What is required — Please copy each line of the records below that includes the word "MOTOR".

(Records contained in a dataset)
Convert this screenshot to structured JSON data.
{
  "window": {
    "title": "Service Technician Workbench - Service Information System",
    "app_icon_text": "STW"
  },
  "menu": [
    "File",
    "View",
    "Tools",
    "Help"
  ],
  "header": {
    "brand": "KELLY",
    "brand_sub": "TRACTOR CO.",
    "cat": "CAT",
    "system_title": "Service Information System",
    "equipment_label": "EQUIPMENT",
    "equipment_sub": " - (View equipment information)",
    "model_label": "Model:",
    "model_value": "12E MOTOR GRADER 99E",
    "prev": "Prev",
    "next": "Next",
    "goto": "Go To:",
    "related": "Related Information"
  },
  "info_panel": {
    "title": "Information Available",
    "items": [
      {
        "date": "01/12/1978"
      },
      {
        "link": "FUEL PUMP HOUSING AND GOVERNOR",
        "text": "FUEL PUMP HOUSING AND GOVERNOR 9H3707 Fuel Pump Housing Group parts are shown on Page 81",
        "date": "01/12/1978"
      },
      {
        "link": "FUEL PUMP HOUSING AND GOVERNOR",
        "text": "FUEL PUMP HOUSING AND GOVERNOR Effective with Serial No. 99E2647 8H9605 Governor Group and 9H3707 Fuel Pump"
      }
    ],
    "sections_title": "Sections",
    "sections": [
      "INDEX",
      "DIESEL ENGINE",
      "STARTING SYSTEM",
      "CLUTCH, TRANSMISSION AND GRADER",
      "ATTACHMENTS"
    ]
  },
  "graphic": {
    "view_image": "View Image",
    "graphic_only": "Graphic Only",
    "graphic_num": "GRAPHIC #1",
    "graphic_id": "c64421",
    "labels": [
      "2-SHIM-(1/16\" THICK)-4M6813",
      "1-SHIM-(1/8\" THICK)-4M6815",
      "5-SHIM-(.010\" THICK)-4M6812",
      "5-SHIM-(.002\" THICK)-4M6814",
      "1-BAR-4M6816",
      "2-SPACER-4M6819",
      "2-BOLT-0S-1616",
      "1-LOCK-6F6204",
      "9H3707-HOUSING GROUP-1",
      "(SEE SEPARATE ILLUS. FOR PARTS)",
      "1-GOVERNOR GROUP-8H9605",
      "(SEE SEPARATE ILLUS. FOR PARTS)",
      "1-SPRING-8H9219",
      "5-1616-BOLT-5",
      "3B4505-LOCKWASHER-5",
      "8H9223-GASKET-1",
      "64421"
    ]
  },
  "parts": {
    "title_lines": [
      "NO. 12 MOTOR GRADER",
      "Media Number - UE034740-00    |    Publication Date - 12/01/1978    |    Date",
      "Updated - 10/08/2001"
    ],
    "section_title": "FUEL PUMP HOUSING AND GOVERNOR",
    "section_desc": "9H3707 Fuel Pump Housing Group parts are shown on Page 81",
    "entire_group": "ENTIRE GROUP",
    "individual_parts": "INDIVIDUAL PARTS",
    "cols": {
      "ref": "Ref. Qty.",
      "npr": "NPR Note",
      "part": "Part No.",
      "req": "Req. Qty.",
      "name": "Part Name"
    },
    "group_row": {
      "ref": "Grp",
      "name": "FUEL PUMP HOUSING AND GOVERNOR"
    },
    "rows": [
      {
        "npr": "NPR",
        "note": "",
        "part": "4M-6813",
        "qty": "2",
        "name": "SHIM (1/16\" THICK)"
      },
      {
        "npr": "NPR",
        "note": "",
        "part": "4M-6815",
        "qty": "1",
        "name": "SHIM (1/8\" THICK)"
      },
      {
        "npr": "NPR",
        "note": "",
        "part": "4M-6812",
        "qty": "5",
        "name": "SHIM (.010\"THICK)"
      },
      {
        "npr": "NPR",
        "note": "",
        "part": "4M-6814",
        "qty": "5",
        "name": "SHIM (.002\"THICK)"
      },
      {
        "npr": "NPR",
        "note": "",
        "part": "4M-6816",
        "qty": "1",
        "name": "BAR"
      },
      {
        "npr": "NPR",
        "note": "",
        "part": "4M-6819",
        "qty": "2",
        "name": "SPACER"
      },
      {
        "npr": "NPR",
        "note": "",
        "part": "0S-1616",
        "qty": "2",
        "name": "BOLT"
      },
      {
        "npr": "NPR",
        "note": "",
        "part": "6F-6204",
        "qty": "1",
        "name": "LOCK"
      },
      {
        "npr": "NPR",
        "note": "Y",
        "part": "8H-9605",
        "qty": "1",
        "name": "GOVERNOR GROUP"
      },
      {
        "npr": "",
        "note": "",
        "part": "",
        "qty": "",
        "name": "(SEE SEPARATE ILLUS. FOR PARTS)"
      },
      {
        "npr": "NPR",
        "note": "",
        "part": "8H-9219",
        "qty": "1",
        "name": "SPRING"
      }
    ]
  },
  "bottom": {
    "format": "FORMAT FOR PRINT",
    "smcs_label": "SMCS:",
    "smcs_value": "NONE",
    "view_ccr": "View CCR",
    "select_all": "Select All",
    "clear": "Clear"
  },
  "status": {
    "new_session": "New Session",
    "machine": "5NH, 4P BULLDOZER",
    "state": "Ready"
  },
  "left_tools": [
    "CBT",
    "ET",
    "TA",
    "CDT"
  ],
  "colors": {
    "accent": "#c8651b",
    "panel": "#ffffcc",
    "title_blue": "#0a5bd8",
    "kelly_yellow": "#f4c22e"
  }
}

Task answer —
    "model_value": "12E MOTOR GRADER 99E",
      "NO. 12 MOTOR GRADER",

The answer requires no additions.